━━ PROVIDED DATA

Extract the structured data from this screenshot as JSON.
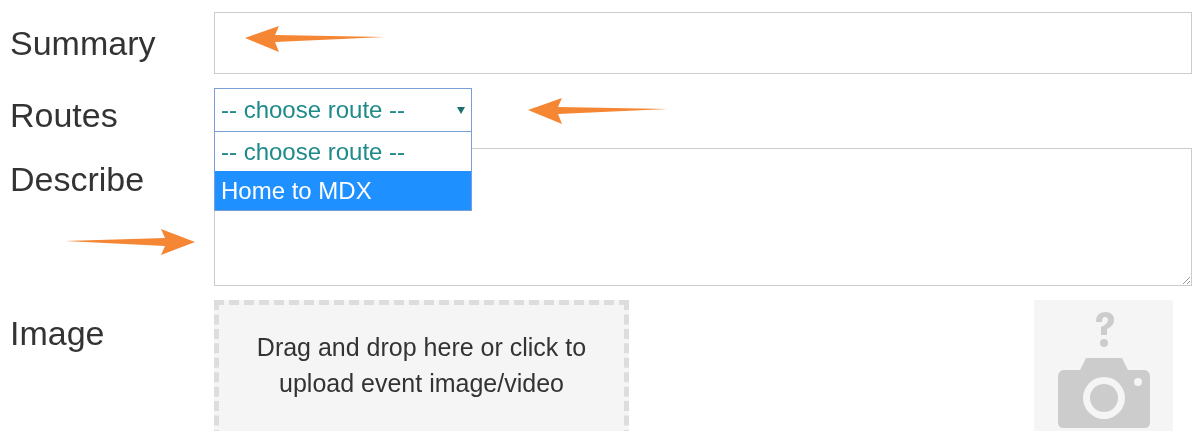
{
  "fields": {
    "summary": {
      "label": "Summary"
    },
    "routes": {
      "label": "Routes",
      "value": "-- choose route --",
      "expanded": true,
      "options": [
        {
          "label": "-- choose route --",
          "highlighted": false
        },
        {
          "label": "Home to MDX",
          "highlighted": true
        }
      ]
    },
    "describe": {
      "label": "Describe"
    },
    "image": {
      "label": "Image",
      "dropzone_text": "Drag and drop here or click to upload event image/video"
    }
  }
}
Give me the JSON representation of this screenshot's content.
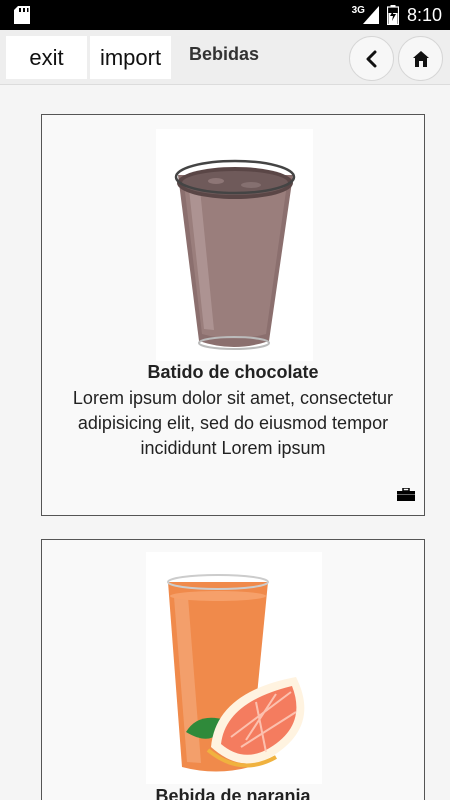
{
  "status_bar": {
    "network": "3G",
    "time": "8:10",
    "icons": [
      "sd-card-icon",
      "signal-icon",
      "battery-icon"
    ]
  },
  "app_bar": {
    "exit_label": "exit",
    "import_label": "import",
    "title": "Bebidas",
    "back_icon": "chevron-left-icon",
    "home_icon": "home-icon"
  },
  "items": [
    {
      "title": "Batido de chocolate",
      "description": "Lorem ipsum dolor sit amet, consectetur adipisicing elit, sed do eiusmod tempor incididunt Lorem ipsum",
      "image": "chocolate-milkshake-glass",
      "action_icon": "briefcase-icon"
    },
    {
      "title": "Bebida de naranja",
      "image": "orange-juice-glass"
    }
  ],
  "colors": {
    "status_bar": "#000000",
    "app_bar": "#eeeeee",
    "background": "#f5f5f5",
    "card_border": "#555555"
  }
}
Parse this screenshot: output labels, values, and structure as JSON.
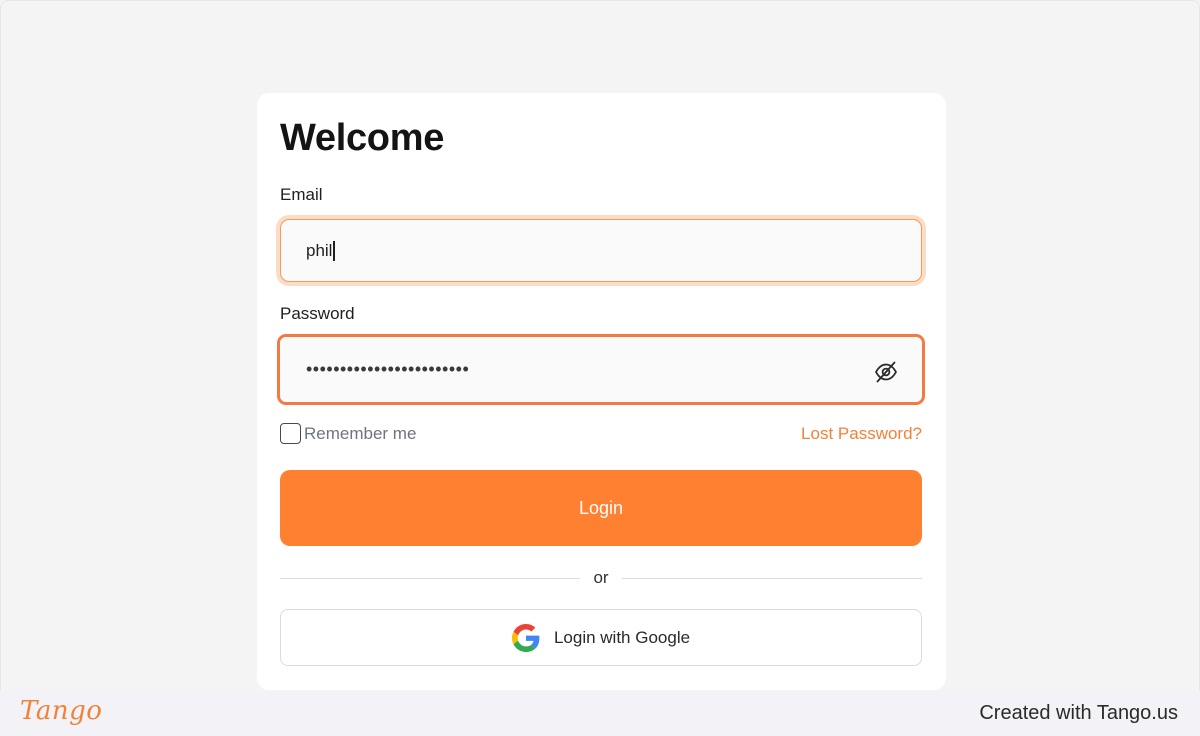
{
  "login_card": {
    "title": "Welcome",
    "email": {
      "label": "Email",
      "value": "phil"
    },
    "password": {
      "label": "Password",
      "value": "••••••••••••••••••••••••",
      "toggle_icon": "eye-off-icon"
    },
    "remember_me": {
      "label": "Remember me",
      "checked": false
    },
    "lost_password_label": "Lost Password?",
    "login_button_label": "Login",
    "divider_text": "or",
    "google_button": {
      "label": "Login with Google",
      "icon": "google-icon"
    }
  },
  "footer": {
    "logo_text": "Tango",
    "created_with": "Created with Tango.us"
  },
  "colors": {
    "accent": "#ff8030",
    "link": "#f2813a",
    "focus_ring": "#fddcc6",
    "password_border": "#f27a45"
  }
}
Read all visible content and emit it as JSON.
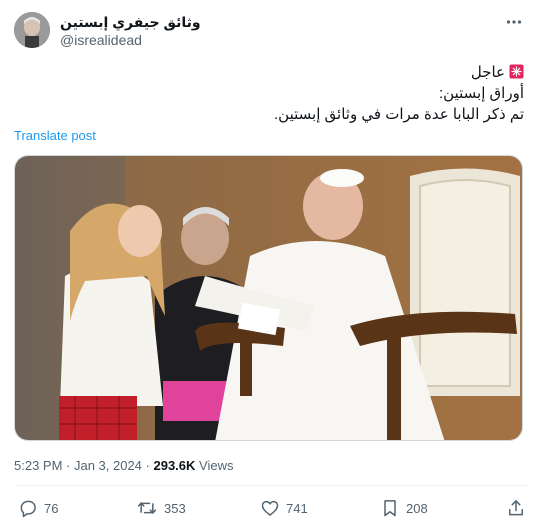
{
  "author": {
    "display_name": "وثائق جيفري إبستين",
    "handle": "@isrealidead",
    "avatar_icon": "avatar-photo"
  },
  "tweet": {
    "lines": [
      "عاجل",
      "أوراق إبستين:",
      "تم ذكر البابا عدة مرات في وثائق إبستين."
    ],
    "alert_icon": "rotating-light-emoji"
  },
  "translate_label": "Translate post",
  "meta": {
    "timestamp": "5:23 PM · Jan 3, 2024",
    "separator": " · ",
    "views_count": "293.6K",
    "views_label": " Views"
  },
  "actions": {
    "replies": "76",
    "reposts": "353",
    "likes": "741",
    "bookmarks": "208"
  },
  "colors": {
    "link": "#1d9bf0",
    "text": "#0f1419",
    "secondary": "#536471",
    "border": "#cfd9de"
  }
}
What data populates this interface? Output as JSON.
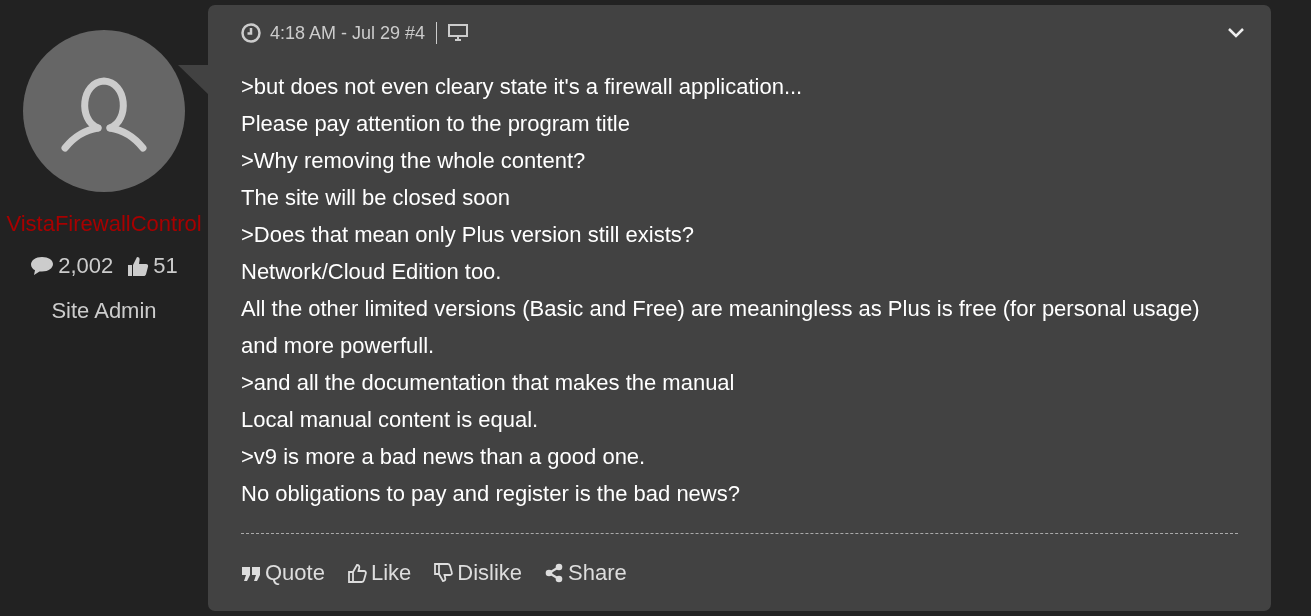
{
  "author": {
    "name": "VistaFirewallControl",
    "messages": "2,002",
    "likes": "51",
    "role": "Site Admin"
  },
  "post": {
    "time": "4:18 AM - Jul 29",
    "number": "#4",
    "lines": [
      ">but does not even cleary state it's a firewall application...",
      "Please pay attention to the program title",
      ">Why removing the whole content?",
      "The site will be closed soon",
      ">Does that mean only Plus version still exists?",
      "Network/Cloud Edition too.",
      "All the other limited versions (Basic and Free) are meaningless as Plus is free (for personal usage) and more powerfull.",
      ">and all the documentation that makes the manual",
      "Local manual content is equal.",
      ">v9 is more a bad news than a good one.",
      "No obligations to pay and register is the bad news?"
    ],
    "actions": [
      {
        "kind": "quote",
        "label": "Quote"
      },
      {
        "kind": "like",
        "label": "Like"
      },
      {
        "kind": "dislike",
        "label": "Dislike"
      },
      {
        "kind": "share",
        "label": "Share"
      }
    ]
  }
}
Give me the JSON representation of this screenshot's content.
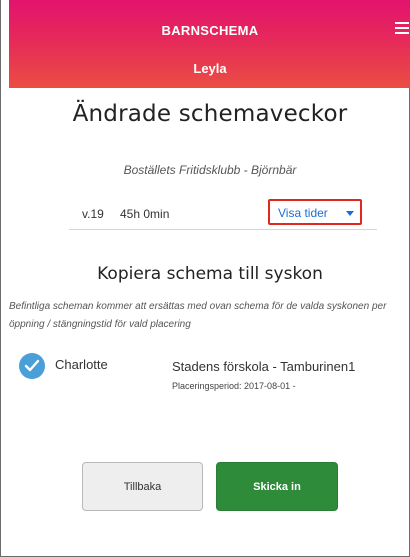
{
  "header": {
    "app_title": "BARNSCHEMA",
    "child_name": "Leyla",
    "gradient_colors": [
      "#e2136d",
      "#ea4e42"
    ]
  },
  "page_title": "Ändrade schemaveckor",
  "placement_name": "Boställets Fritidsklubb - Björnbär",
  "week": {
    "label": "v.19",
    "hours": "45h 0min",
    "show_times_label": "Visa tider"
  },
  "copy_section": {
    "title": "Kopiera schema till syskon",
    "info": "Befintliga scheman kommer att ersättas med ovan schema för de valda syskonen per öppning / stängningstid för vald placering"
  },
  "siblings": [
    {
      "name": "Charlotte",
      "checked": true,
      "school": "Stadens förskola - Tamburinen1",
      "period": "Placeringsperiod: 2017-08-01 -"
    }
  ],
  "buttons": {
    "back_label": "Tillbaka",
    "submit_label": "Skicka in"
  },
  "colors": {
    "accent_blue": "#1a6fd6",
    "highlight_red": "#e0281c",
    "submit_green": "#2e8b3a",
    "check_blue": "#4a9fd8"
  }
}
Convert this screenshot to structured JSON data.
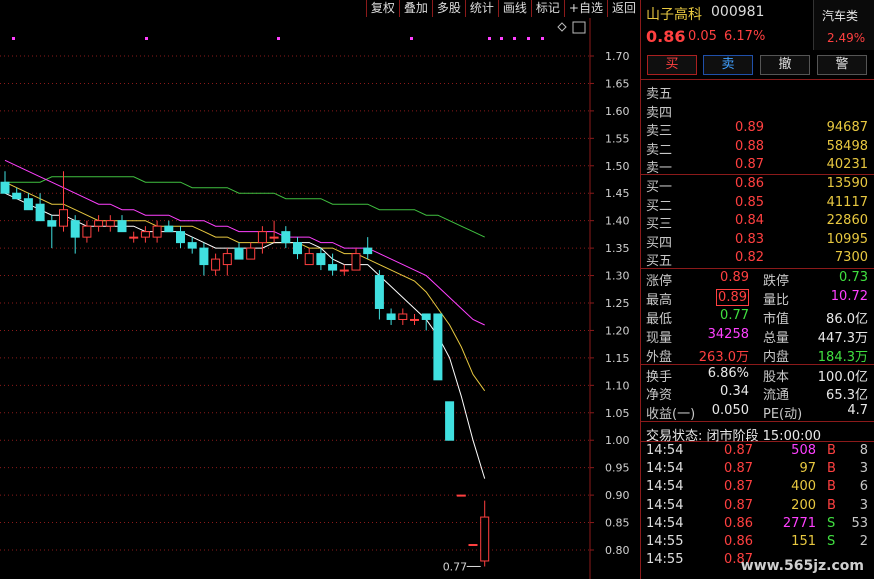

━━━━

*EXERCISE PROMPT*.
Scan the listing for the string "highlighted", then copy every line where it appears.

*TASK SOLUTION*.
          "highlighted": false
          "highlighted": true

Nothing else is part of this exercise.